I know that math is some people’s things, but it’s definitely not mine – and I know that I’m not alone. Give me words any day of the week, y’all.

Of course, none of us are spared from needing to do math in real life. I’m sorry to say that the teachers were right about that.

If you’re like me and you need a little help, you’re not going to believe how easy these 10 tricks really are.

# 10. Dividing by 10, 100, or 1000.

To divide any number by 10, all you have to do is move the decimal place one spot to the left of the original number.

For diving by 100, that’s two spots, and for 1,000, three spots.

Example: 42.94/10 = 4.294.

# 9. How to easily calculate a 20% tip.

Kate Snow, author of *The Math Facts That Stick,* says tipping should be easy – if you want to leave 20% (and you leave at least 20%, right??), all you have to do is whip out your phone and divide the bill by 5.

And then round up. Just do it.

# 8. Multiplying by 10, 100, or 1000.

Remember how we divided by these numbers by moving the decimal 1, 2, or 3 spots to the left?

If you’re multiplying, you move the decimal one place to the right – 1, 2, or 3 spots.

Example: 366.78 x 100 = 36,678.

# 7. Easily multiply 2-digit numbers by 11.

This clever trick comes from math.hmc.edu, and involves simply adding the two digits together, then placing the sum between the original two numbers.

Example: 25 x 11 = (2+5=7) 275.

# 6. Turn a repeating decimal into a fraction.

You know those annoying decimals that just keep going and going and going forever? If you want to turn them into something easier to manage, like a fraction, use this tip from businessinsider.com.

You find the repeating number, then note the number of places it has. Then divide the repeating number by the a number of 9s with the same amount of places.

Example: 0.63636363 = (63/99) 7/11.

# 5. To double a large number.

Here, Snow says the easiest thing to do is to multiply each individual number by two, then add them together.

She also suggests starting from the left so you don’t lose track.

“For example, to double 147, start with the hundreds place. Double 100 is 200. Double 40 is 80. Double seven is 14. Add them all up (200 plus 80 plus 14) and you get 294.”

# 4. Multiply by 25.

Think of 25s by quarters, and Snow says everything will seem easier in your mind.

“If you had 17 quarters, how much money would you have? Every four quarters make a dollar, so 16 of the quarters equals four dollars or 400 cents. The extra quarter adds 25 cents, for a total of 425 cents.”

# 3. Multiply numbers that end in 0.

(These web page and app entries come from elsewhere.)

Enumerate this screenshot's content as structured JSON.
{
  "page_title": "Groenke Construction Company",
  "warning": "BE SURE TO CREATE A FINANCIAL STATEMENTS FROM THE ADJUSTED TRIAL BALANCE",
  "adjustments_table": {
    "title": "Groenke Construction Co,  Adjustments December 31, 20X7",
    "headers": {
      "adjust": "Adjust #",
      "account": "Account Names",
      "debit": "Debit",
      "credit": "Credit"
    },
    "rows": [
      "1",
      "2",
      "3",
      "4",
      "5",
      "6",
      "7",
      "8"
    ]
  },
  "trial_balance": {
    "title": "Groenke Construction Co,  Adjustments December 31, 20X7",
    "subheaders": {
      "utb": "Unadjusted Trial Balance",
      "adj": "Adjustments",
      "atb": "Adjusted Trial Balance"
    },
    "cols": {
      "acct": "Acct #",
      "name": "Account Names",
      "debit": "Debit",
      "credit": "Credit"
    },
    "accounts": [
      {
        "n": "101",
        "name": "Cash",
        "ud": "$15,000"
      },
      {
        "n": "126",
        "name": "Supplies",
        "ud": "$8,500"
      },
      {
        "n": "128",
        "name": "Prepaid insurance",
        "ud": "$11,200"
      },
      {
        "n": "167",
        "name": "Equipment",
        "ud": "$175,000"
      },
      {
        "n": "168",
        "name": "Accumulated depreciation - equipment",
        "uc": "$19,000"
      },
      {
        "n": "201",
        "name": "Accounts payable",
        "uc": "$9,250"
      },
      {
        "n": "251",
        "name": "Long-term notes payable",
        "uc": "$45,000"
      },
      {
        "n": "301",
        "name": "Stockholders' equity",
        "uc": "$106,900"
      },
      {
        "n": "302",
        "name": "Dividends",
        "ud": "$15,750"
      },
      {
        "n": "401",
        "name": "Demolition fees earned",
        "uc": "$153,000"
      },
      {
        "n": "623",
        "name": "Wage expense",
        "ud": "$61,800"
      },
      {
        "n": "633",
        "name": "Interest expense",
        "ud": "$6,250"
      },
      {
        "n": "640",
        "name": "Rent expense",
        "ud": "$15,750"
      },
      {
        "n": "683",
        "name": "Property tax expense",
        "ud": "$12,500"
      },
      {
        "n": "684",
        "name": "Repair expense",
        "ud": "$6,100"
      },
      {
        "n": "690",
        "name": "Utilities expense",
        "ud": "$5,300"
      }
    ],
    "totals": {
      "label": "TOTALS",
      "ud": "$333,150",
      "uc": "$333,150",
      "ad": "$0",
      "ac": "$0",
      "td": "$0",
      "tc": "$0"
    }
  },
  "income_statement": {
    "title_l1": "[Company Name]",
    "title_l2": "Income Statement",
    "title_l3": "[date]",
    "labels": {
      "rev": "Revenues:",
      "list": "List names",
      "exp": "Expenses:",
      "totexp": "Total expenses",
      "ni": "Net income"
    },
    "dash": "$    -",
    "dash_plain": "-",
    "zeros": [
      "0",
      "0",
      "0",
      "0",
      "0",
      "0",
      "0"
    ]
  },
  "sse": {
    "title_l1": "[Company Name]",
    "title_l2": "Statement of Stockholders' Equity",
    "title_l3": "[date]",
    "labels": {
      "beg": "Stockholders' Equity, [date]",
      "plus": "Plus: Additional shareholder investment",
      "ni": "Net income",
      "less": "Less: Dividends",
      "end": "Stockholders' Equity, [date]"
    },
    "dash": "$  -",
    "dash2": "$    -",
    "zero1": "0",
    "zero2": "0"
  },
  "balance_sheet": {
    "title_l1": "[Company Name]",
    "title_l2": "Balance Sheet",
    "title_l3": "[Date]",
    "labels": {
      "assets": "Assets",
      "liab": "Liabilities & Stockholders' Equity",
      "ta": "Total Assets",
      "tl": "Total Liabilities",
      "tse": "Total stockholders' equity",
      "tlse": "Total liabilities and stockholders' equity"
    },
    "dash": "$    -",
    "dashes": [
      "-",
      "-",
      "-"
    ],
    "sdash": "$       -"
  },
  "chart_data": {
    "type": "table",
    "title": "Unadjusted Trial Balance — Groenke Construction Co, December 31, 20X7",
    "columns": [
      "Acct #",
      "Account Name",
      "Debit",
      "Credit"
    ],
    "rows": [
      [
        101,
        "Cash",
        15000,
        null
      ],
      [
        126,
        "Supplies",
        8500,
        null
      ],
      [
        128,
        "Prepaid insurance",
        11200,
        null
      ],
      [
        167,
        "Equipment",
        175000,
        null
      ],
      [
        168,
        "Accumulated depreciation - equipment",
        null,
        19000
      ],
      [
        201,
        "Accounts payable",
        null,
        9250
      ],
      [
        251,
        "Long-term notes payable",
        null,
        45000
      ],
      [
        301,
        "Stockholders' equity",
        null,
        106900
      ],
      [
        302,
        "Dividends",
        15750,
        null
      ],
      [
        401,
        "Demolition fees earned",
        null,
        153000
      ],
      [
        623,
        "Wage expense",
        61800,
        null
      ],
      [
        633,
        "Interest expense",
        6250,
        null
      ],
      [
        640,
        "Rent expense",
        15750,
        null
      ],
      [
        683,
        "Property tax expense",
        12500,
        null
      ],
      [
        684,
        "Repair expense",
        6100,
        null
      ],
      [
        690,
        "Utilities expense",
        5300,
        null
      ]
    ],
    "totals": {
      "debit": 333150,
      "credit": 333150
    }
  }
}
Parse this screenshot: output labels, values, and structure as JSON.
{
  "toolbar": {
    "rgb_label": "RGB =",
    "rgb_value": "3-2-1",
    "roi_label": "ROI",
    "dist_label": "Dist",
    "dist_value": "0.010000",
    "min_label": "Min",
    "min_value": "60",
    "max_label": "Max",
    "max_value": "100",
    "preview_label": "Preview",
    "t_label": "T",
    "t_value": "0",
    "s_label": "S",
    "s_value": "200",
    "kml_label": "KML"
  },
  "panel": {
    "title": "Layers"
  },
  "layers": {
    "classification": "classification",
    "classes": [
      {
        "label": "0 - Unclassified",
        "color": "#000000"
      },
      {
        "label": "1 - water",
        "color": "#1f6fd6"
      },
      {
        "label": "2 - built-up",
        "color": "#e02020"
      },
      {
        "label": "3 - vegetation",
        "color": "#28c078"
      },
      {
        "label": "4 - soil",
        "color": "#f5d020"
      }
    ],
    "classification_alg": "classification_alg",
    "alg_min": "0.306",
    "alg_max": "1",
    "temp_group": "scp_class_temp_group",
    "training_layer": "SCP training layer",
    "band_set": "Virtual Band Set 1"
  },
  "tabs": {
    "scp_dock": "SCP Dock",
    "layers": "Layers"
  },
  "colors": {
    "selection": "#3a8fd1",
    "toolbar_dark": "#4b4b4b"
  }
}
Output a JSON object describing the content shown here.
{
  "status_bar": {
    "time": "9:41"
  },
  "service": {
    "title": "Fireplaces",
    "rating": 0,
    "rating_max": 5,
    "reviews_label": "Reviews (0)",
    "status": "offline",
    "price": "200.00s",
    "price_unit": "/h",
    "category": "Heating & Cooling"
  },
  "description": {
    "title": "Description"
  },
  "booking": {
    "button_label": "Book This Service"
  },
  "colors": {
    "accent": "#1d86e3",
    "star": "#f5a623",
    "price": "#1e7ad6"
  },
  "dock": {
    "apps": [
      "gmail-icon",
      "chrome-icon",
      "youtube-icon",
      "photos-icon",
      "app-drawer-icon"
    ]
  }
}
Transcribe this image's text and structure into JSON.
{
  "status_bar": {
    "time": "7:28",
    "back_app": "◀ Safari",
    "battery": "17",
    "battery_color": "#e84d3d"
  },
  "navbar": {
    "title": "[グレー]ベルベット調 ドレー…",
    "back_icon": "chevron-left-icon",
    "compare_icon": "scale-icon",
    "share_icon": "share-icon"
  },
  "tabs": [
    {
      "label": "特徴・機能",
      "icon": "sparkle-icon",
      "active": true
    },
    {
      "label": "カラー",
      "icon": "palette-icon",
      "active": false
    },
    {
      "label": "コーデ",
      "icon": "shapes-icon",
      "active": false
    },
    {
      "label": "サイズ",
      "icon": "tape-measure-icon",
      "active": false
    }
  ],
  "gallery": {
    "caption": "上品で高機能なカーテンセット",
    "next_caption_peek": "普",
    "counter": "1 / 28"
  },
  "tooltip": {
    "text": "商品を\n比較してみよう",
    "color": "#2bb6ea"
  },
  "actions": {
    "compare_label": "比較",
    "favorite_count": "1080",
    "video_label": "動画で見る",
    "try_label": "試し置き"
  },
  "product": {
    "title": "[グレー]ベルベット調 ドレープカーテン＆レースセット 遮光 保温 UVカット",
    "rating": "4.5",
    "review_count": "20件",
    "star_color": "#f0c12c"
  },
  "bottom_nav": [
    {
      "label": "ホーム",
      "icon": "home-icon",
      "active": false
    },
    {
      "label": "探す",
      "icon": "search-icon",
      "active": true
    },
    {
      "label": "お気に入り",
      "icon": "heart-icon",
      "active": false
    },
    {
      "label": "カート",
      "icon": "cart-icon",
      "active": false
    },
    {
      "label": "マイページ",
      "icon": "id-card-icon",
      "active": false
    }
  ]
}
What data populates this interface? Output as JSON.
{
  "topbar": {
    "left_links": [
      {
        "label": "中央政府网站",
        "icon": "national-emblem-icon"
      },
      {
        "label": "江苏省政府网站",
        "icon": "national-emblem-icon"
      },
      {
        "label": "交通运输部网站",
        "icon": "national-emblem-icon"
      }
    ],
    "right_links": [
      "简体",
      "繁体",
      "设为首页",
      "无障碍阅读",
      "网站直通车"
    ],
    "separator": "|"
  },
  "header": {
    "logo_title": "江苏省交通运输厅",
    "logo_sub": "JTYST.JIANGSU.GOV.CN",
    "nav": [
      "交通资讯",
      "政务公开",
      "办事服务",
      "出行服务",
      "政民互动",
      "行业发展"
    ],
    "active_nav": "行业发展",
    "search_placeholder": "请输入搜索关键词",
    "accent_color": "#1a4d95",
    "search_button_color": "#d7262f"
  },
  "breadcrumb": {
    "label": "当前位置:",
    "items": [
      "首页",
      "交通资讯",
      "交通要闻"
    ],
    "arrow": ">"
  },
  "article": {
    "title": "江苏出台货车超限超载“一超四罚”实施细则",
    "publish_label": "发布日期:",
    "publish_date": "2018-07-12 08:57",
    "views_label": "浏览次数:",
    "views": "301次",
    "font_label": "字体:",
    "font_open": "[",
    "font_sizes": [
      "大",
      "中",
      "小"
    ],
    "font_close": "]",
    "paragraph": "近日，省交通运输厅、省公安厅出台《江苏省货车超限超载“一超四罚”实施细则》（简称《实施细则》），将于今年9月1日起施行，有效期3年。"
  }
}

No matter how large a number is sitting in front of you, if it ends in 0, you can solve it easily with this handy trick from University of Portland.

Just delete the zeros from the equation, then add them back in when you’re done.

Example: 600 x 400 = (6 x 4 = 24) 240,000.

# 2. Subtracting by adding.

Adding is easier than subtracting for many people, so just switch the two around in your head if that works better for you, says Snow.

“Instead of trying to take away 327 from 334, think of it as ‘327 plus how many more equals 334?’”

# 1. Multiplying by 9.

Snow says that 9 is one of the times tables you don’t really need to memorize- you just multiply by 10 first, then subtract the original number.

Example: 23 x 9 = (23 x 10 = 230) (230-23) 207.

Are you blown away? Because I kind of am.

What’s the best math tip you know that more people should? Share it with us in the comments!